● **EXTRACTED MATERIAL**
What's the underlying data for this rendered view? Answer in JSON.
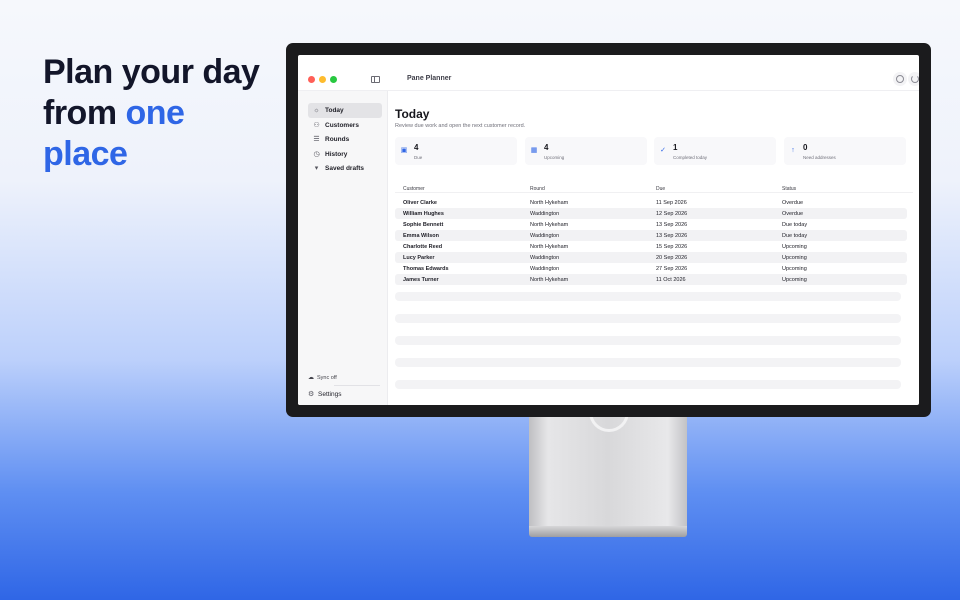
{
  "hero": {
    "line1": "Plan your day",
    "line2_a": "from ",
    "line2_b": "one",
    "line3": "place"
  },
  "window": {
    "app_title": "Pane Planner"
  },
  "sidebar": {
    "items": [
      {
        "label": "Today",
        "icon": "sun-icon"
      },
      {
        "label": "Customers",
        "icon": "people-icon"
      },
      {
        "label": "Rounds",
        "icon": "list-icon"
      },
      {
        "label": "History",
        "icon": "clock-icon"
      },
      {
        "label": "Saved drafts",
        "icon": "bookmark-icon"
      }
    ],
    "sync_status": "Sync off",
    "settings_label": "Settings"
  },
  "main": {
    "title": "Today",
    "subtitle": "Review due work and open the next customer record."
  },
  "stats": [
    {
      "value": "4",
      "label": "Due",
      "icon": "calendar-icon"
    },
    {
      "value": "4",
      "label": "Upcoming",
      "icon": "calendar-icon"
    },
    {
      "value": "1",
      "label": "Completed today",
      "icon": "check-icon"
    },
    {
      "value": "0",
      "label": "Need addresses",
      "icon": "arrow-up-icon"
    }
  ],
  "table": {
    "columns": [
      "Customer",
      "Round",
      "Due",
      "Status"
    ],
    "rows": [
      [
        "Oliver Clarke",
        "North Hykeham",
        "11 Sep 2026",
        "Overdue"
      ],
      [
        "William Hughes",
        "Waddington",
        "12 Sep 2026",
        "Overdue"
      ],
      [
        "Sophie Bennett",
        "North Hykeham",
        "13 Sep 2026",
        "Due today"
      ],
      [
        "Emma Wilson",
        "Waddington",
        "13 Sep 2026",
        "Due today"
      ],
      [
        "Charlotte Reed",
        "North Hykeham",
        "15 Sep 2026",
        "Upcoming"
      ],
      [
        "Lucy Parker",
        "Waddington",
        "20 Sep 2026",
        "Upcoming"
      ],
      [
        "Thomas Edwards",
        "Waddington",
        "27 Sep 2026",
        "Upcoming"
      ],
      [
        "James Turner",
        "North Hykeham",
        "11 Oct 2026",
        "Upcoming"
      ]
    ]
  },
  "colors": {
    "accent": "#2f66e6",
    "text": "#13162a"
  }
}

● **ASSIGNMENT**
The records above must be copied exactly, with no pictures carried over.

● **TASK OUTPUT**
What's the underlying data for this rendered view? Answer in JSON.
{
  "hero": {
    "line1": "Plan your day",
    "line2_a": "from ",
    "line2_b": "one",
    "line3": "place"
  },
  "window": {
    "app_title": "Pane Planner"
  },
  "sidebar": {
    "items": [
      {
        "label": "Today",
        "icon": "sun-icon"
      },
      {
        "label": "Customers",
        "icon": "people-icon"
      },
      {
        "label": "Rounds",
        "icon": "list-icon"
      },
      {
        "label": "History",
        "icon": "clock-icon"
      },
      {
        "label": "Saved drafts",
        "icon": "bookmark-icon"
      }
    ],
    "sync_status": "Sync off",
    "settings_label": "Settings"
  },
  "main": {
    "title": "Today",
    "subtitle": "Review due work and open the next customer record."
  },
  "stats": [
    {
      "value": "4",
      "label": "Due",
      "icon": "calendar-icon"
    },
    {
      "value": "4",
      "label": "Upcoming",
      "icon": "calendar-icon"
    },
    {
      "value": "1",
      "label": "Completed today",
      "icon": "check-icon"
    },
    {
      "value": "0",
      "label": "Need addresses",
      "icon": "arrow-up-icon"
    }
  ],
  "table": {
    "columns": [
      "Customer",
      "Round",
      "Due",
      "Status"
    ],
    "rows": [
      [
        "Oliver Clarke",
        "North Hykeham",
        "11 Sep 2026",
        "Overdue"
      ],
      [
        "William Hughes",
        "Waddington",
        "12 Sep 2026",
        "Overdue"
      ],
      [
        "Sophie Bennett",
        "North Hykeham",
        "13 Sep 2026",
        "Due today"
      ],
      [
        "Emma Wilson",
        "Waddington",
        "13 Sep 2026",
        "Due today"
      ],
      [
        "Charlotte Reed",
        "North Hykeham",
        "15 Sep 2026",
        "Upcoming"
      ],
      [
        "Lucy Parker",
        "Waddington",
        "20 Sep 2026",
        "Upcoming"
      ],
      [
        "Thomas Edwards",
        "Waddington",
        "27 Sep 2026",
        "Upcoming"
      ],
      [
        "James Turner",
        "North Hykeham",
        "11 Oct 2026",
        "Upcoming"
      ]
    ]
  },
  "colors": {
    "accent": "#2f66e6",
    "text": "#13162a"
  }
}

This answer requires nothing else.